- Assigned task -
Filter the entries below down to the lines that hold "Users".

- Stored data -
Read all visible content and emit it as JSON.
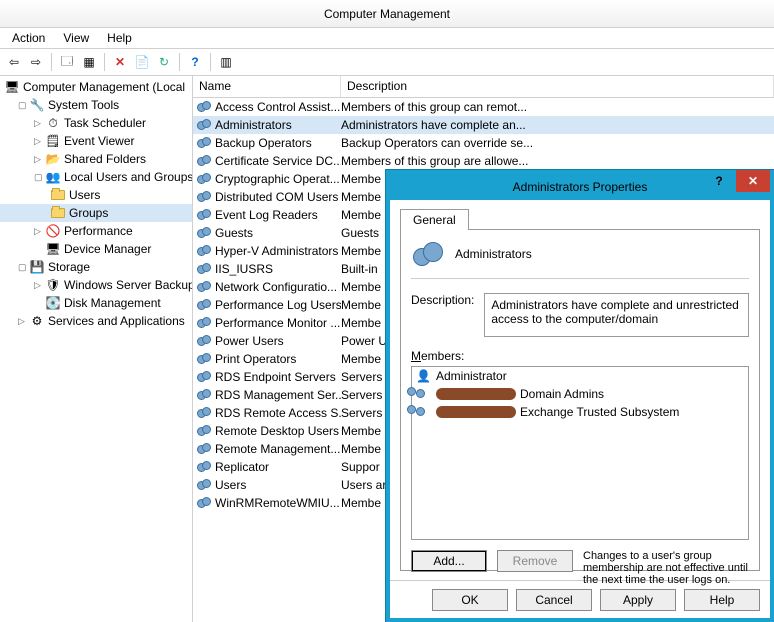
{
  "window": {
    "title": "Computer Management"
  },
  "menu": {
    "action": "Action",
    "view": "View",
    "help": "Help"
  },
  "tree": {
    "root": "Computer Management (Local",
    "system_tools": "System Tools",
    "items": [
      "Task Scheduler",
      "Event Viewer",
      "Shared Folders",
      "Local Users and Groups",
      "Performance",
      "Device Manager"
    ],
    "lug_users": "Users",
    "lug_groups": "Groups",
    "storage": "Storage",
    "storage_items": [
      "Windows Server Backup",
      "Disk Management"
    ],
    "services": "Services and Applications"
  },
  "list": {
    "col_name": "Name",
    "col_desc": "Description",
    "rows": [
      {
        "name": "Access Control Assist...",
        "desc": "Members of this group can remot..."
      },
      {
        "name": "Administrators",
        "desc": "Administrators have complete an..."
      },
      {
        "name": "Backup Operators",
        "desc": "Backup Operators can override se..."
      },
      {
        "name": "Certificate Service DC...",
        "desc": "Members of this group are allowe..."
      },
      {
        "name": "Cryptographic Operat...",
        "desc": "Membe"
      },
      {
        "name": "Distributed COM Users",
        "desc": "Membe"
      },
      {
        "name": "Event Log Readers",
        "desc": "Membe"
      },
      {
        "name": "Guests",
        "desc": "Guests"
      },
      {
        "name": "Hyper-V Administrators",
        "desc": "Membe"
      },
      {
        "name": "IIS_IUSRS",
        "desc": "Built-in"
      },
      {
        "name": "Network Configuratio...",
        "desc": "Membe"
      },
      {
        "name": "Performance Log Users",
        "desc": "Membe"
      },
      {
        "name": "Performance Monitor ...",
        "desc": "Membe"
      },
      {
        "name": "Power Users",
        "desc": "Power U"
      },
      {
        "name": "Print Operators",
        "desc": "Membe"
      },
      {
        "name": "RDS Endpoint Servers",
        "desc": "Servers"
      },
      {
        "name": "RDS Management Ser...",
        "desc": "Servers"
      },
      {
        "name": "RDS Remote Access S...",
        "desc": "Servers"
      },
      {
        "name": "Remote Desktop Users",
        "desc": "Membe"
      },
      {
        "name": "Remote Management...",
        "desc": "Membe"
      },
      {
        "name": "Replicator",
        "desc": "Suppor"
      },
      {
        "name": "Users",
        "desc": "Users ar"
      },
      {
        "name": "WinRMRemoteWMIU...",
        "desc": "Membe"
      }
    ]
  },
  "dialog": {
    "title": "Administrators Properties",
    "tab_general": "General",
    "group_name": "Administrators",
    "desc_label": "Description:",
    "description": "Administrators have complete and unrestricted access to the computer/domain",
    "members_label": "Members:",
    "members": [
      {
        "name": "Administrator",
        "redacted": false,
        "icon": "user"
      },
      {
        "name": "Domain Admins",
        "redacted": true,
        "icon": "group"
      },
      {
        "name": "Exchange Trusted Subsystem",
        "redacted": true,
        "icon": "group"
      }
    ],
    "add_label": "Add...",
    "remove_label": "Remove",
    "note": "Changes to a user's group membership are not effective until the next time the user logs on.",
    "ok": "OK",
    "cancel": "Cancel",
    "apply": "Apply",
    "help": "Help"
  }
}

- Solution for this task -
      "Local Users and Groups",
    "lug_users": "Users",
        "name": "Distributed COM Users",
        "name": "Performance Log Users",
        "name": "Power Users",
        "name": "Remote Desktop Users",
        "name": "Users",
        "desc": "Users ar"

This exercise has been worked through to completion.